(Guest writer: Dave Ken)
A misconception many of us have is that blogging is an easy matter: you sit in front of a screen and type away until your document is filled with these long fabulations about the world, declarations of personal truths, and outbursts of joy or frustrations – all showing who we really are.
Aside from the personal aspects of (business) blogging, the possibilities it holds are endless and businessmen and women have been turning this tool – that is believed to be created for narcissists and those self absorbed – into a means to a profitable end.
The real conundrum is how far you can go in your attempt to inspire your readers – is your personal life a go-to place for inspiration, and can you incorporate social and emotional aspects of your existence within content that you write so that readers become more emotionally invested in your content?
Think about it, the majority of internet shoppers are emotional buyers and they will always decide on a buy after considering logical criteria, which they will end up ignoring due to an emotional aspect of the purchase (the product reminds them of someone, they root for the content writer, etc). What you write, if done correctly, can convince people to part with their money.
Recommended Reading: Writing Content That Converts Readers & Delivers Sales
Making That Emotional Connection
Connecting with your readers on an emotional level is no task for the faint of heart: you need to be relentless, perceptive and most of all you need to keep going even if it doesn’t work out right away. Emotional writing is difficult and leaves you vulnerable, not because you are freely giving ammo to those who may want to accuse and criticize you, but because you have to be accountable for all you say and do.
Decide whether it is something you are willing to do before you try it out for size. The questions below should help you out:
- Are your readers in touch with your businesses’ stories?
- More importantly, are you and your employees in touch with your story?
- What exactly defines you as a company and which stories are most relevant when trying to engage emotionally with your readers?
The true issue content marketing faces when it comes to connecting to its audience is that it makes readers feel absolutely nothing.
Content should go about not only making connections but also following them.

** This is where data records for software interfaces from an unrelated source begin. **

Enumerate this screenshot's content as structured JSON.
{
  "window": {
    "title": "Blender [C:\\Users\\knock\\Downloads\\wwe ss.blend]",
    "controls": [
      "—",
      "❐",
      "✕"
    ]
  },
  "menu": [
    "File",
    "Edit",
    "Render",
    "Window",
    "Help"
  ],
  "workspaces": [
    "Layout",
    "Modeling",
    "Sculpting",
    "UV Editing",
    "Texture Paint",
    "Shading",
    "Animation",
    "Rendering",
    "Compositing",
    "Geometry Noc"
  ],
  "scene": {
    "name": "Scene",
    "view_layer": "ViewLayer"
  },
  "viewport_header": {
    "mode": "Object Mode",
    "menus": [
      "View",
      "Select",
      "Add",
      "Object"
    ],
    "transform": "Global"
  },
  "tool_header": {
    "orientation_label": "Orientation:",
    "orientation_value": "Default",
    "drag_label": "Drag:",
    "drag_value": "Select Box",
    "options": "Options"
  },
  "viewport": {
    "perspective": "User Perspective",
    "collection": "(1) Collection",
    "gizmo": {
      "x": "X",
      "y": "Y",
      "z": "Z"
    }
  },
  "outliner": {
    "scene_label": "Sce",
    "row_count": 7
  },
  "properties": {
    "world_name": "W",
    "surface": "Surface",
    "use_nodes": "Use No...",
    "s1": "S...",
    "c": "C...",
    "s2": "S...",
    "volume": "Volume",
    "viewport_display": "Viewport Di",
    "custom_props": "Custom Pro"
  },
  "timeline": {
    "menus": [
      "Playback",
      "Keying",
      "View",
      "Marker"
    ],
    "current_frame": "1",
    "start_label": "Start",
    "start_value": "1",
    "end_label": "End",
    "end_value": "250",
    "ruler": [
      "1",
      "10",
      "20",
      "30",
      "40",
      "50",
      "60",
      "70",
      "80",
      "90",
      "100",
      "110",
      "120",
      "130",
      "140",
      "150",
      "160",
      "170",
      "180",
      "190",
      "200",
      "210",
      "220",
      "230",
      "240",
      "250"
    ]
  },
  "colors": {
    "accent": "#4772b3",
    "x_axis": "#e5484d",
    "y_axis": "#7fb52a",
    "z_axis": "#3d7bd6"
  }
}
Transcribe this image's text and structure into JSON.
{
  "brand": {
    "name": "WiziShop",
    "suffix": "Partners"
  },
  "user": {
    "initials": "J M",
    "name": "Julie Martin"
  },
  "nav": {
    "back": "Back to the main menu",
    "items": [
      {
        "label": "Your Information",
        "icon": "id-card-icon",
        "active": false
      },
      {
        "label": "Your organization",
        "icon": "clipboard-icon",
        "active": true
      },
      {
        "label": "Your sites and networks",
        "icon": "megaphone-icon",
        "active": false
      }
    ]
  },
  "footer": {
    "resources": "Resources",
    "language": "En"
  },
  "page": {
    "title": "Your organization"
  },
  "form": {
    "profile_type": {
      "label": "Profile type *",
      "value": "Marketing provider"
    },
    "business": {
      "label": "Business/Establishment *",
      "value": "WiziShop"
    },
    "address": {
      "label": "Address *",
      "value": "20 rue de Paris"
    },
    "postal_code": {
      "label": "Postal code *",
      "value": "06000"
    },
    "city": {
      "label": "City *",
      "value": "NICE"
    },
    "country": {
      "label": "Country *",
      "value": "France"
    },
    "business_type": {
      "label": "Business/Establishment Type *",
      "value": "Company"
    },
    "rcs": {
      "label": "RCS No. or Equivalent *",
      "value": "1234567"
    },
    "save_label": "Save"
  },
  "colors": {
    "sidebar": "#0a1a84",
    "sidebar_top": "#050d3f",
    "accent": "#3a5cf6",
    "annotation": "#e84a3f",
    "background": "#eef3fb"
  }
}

What your audience connects with is what they identify with and what they make their own. And since the pure information that content marketing usually consists of has no possibility of making your audience trust or build a rapport with the company, it’s clear that you’re off to a bad start from the get-go.
How To Be Emotionally Engaging
So what can you do to improve your odds of emotionally engaging your audience?
1. Add A Personal Touch To Your Articles
Although being overly dramatic isn’t advisable, there are some aspects of your personal life and your business’ stories that you can evoke so that your readers can understand how your company came to be, how life is as an employee in your company and how much dedication and love goes into your product.
Take your readers through funny events that you and your colleagues always laugh about around the water cooler and tell them with your own personal twist, so that they start to feel like a part of your world.
This will enable you to create your own voice that faithful readers will never be able to forget. They will also learn to trust you more. As far as businesses are concerned, emotional writing will show them your human side, and help you brand your business more easily.
2. Appeal To Natural Curiosity
Human beings are curious by nature, so fiddling with that string may bring tremendous success, if done correctly. Instead of creating articles, create stories that people would be interested in reading and sharing.
Consider rewriting titles and subtitles, so that they relate to personal stories rather than statistic information. For instance, replace a title such as “Treatment options for obesity” with “How I overcame being overweight”or “Rediscovering myself after conquering my condition” – titles that will appeal to your audience’s curiosity and will make them actually want to read your content.
They also give readers hope and it’s an example of how you were able to do what you are preaching. You are the living testimony. Such writing can be personalized for every need you may have, regardless of the niche your company finds itself in.
3. Spark Meaningful Conversations
Open questions and controversial posts make it almost impossible for your readers to not become actively engaged in conversations about certain topics. By appealing to their emotions, you can actually improve your products.
Imagine a twitter post about something you sell where certain followers express concerns or dislikes. This does not only give you the opportunity of improving your product free of charge (much like a beta test) but it also gives you the chance to address unspoken concerns your customers may have and openly discuss your policy and views. This way followers can see how much thought goes into creating the product you are selling.
4. Draw Attention
Your posts have to be able to catch the eye of possible readers and potential customers and this means that they have to be up to the task. Optimize your headline. Make them sensational and provocative, so that someone who stumbles across an article or post of yours cannot not read it.
Cleverly choose images since they are what attracts traffic the most. Make them relevant and consistent with your brand identity and use image SEO techniques to ensure maximum visibility.
Your ultimate goal is to create a relationship with your readers. They will have to trust you and your company if they choose to purchase your product. Make sure you go beyond just providing simple information: give your readers the possibility of taking what you write and using it in real life.
They are buying products from a person, and when they get to know the person they are buying their product from, they’ll be less hesitant to spend. The trick is to have the courage to put yourself out there, in spite of the possible criticism you may encounter. It will be worth it.
Editor’s note: This post is written by Dave Ken for Hongkiat.com. Dave is a Digital Marketing Strategist in iboxseo.org. He is passionate about the evolving nature of SEO and interested in the latest shifts and patterns, particularly related to content marketing.